REQUIRED ACTION
Report how many lines in the records below hold "this", with no other output.

DATA UNDER STUDY
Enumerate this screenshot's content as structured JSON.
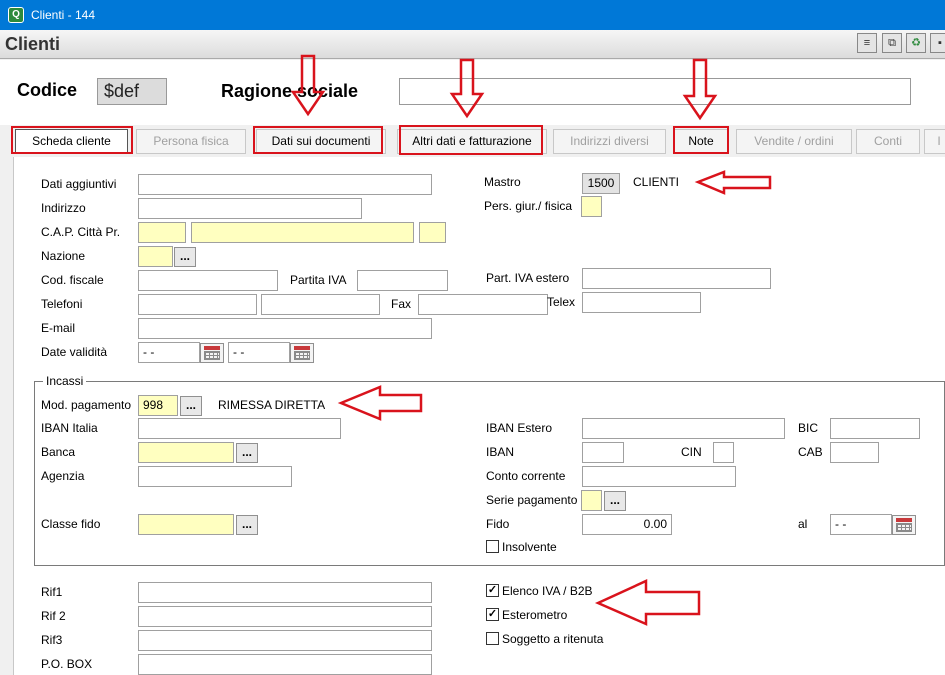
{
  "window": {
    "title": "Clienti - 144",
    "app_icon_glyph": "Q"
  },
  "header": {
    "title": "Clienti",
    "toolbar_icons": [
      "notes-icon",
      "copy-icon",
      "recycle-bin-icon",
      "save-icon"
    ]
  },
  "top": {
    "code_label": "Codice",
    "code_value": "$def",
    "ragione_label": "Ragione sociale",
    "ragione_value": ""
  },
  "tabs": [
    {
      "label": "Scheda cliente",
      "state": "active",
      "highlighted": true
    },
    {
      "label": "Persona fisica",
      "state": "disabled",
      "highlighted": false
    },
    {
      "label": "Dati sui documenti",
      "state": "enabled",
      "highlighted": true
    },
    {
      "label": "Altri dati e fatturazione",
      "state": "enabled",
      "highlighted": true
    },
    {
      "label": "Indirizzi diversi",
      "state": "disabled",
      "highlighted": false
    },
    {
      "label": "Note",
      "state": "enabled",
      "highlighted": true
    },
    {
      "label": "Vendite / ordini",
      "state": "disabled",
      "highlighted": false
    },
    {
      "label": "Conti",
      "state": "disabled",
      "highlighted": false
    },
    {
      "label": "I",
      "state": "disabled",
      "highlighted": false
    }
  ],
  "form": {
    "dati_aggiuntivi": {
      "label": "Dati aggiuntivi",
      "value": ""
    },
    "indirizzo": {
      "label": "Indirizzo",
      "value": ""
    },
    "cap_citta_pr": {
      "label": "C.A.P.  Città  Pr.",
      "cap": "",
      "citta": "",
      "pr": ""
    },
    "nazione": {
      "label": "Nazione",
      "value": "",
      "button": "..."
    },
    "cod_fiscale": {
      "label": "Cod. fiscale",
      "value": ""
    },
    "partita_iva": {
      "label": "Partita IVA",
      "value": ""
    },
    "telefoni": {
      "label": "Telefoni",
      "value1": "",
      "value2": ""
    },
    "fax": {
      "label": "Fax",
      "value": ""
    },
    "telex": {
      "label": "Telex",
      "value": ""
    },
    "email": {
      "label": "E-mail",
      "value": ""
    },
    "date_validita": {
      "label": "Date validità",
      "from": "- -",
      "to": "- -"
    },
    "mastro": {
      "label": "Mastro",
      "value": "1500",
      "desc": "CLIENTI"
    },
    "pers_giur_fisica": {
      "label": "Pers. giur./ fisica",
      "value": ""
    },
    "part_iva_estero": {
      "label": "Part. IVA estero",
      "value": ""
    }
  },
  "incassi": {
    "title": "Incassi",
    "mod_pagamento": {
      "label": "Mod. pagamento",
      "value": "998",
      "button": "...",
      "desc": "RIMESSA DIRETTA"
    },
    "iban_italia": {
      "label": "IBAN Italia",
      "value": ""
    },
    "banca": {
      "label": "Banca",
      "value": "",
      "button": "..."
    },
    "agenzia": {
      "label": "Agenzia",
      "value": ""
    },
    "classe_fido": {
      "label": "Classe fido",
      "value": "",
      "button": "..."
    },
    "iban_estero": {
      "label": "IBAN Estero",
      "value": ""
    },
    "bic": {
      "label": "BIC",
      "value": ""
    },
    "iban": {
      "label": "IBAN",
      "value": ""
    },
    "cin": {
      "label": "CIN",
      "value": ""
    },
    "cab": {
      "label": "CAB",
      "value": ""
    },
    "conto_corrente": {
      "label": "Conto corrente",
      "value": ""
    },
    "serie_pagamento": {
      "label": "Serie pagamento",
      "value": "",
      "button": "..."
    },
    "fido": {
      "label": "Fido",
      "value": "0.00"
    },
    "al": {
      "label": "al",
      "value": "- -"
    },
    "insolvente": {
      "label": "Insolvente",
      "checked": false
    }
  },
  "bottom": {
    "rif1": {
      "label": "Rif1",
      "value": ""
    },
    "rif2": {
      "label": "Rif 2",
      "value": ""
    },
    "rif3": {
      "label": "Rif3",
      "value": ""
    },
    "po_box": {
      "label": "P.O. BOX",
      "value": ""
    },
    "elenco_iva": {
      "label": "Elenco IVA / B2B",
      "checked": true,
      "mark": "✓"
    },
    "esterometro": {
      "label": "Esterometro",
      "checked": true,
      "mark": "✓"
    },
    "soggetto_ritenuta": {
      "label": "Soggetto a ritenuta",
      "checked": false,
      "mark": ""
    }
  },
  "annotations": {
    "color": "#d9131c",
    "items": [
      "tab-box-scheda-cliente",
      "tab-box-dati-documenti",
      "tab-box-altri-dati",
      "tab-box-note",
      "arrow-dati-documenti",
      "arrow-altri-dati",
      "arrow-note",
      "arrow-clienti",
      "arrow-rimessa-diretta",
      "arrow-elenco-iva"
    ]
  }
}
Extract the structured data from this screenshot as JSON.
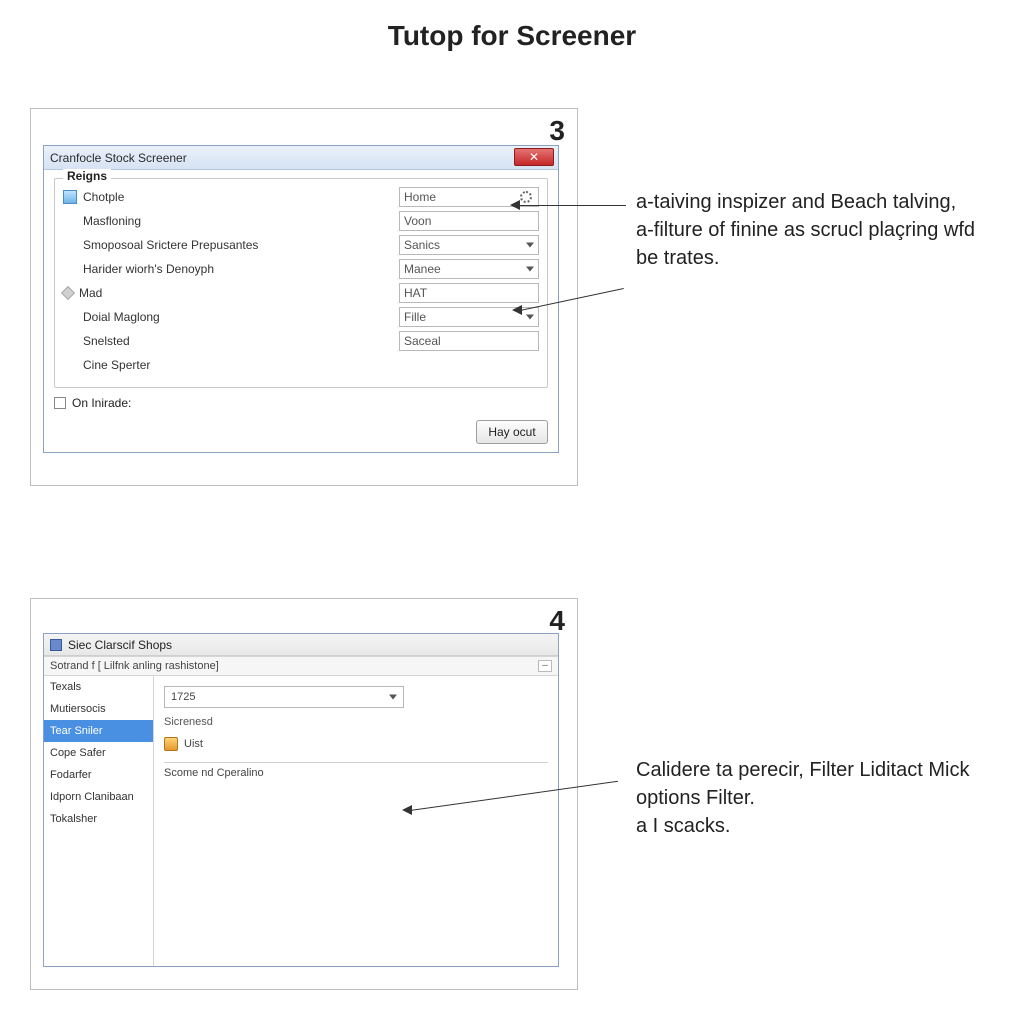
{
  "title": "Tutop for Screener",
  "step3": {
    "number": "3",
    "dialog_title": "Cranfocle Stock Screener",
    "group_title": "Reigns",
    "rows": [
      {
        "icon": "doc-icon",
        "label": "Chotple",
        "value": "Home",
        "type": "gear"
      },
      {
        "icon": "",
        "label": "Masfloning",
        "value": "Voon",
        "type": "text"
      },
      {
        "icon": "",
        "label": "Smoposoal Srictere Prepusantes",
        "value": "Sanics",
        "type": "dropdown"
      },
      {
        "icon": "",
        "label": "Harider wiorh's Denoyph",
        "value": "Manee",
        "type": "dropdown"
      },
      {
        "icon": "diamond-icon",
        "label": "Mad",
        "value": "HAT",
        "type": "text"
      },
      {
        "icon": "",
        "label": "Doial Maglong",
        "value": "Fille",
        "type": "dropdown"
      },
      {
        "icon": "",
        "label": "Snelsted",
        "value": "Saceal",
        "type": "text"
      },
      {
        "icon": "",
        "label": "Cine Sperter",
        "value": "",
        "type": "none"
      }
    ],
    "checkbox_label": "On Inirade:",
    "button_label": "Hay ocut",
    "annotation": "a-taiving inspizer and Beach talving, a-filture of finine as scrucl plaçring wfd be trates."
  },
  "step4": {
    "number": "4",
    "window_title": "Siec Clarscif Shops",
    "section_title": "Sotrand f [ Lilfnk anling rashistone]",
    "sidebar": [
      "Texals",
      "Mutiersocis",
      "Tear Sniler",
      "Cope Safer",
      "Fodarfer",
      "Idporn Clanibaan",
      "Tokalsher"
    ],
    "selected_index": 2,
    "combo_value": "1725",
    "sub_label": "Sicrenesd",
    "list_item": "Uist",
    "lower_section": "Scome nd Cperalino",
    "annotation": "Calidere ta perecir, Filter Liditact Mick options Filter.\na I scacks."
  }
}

ANSWER FOR THE TASK
2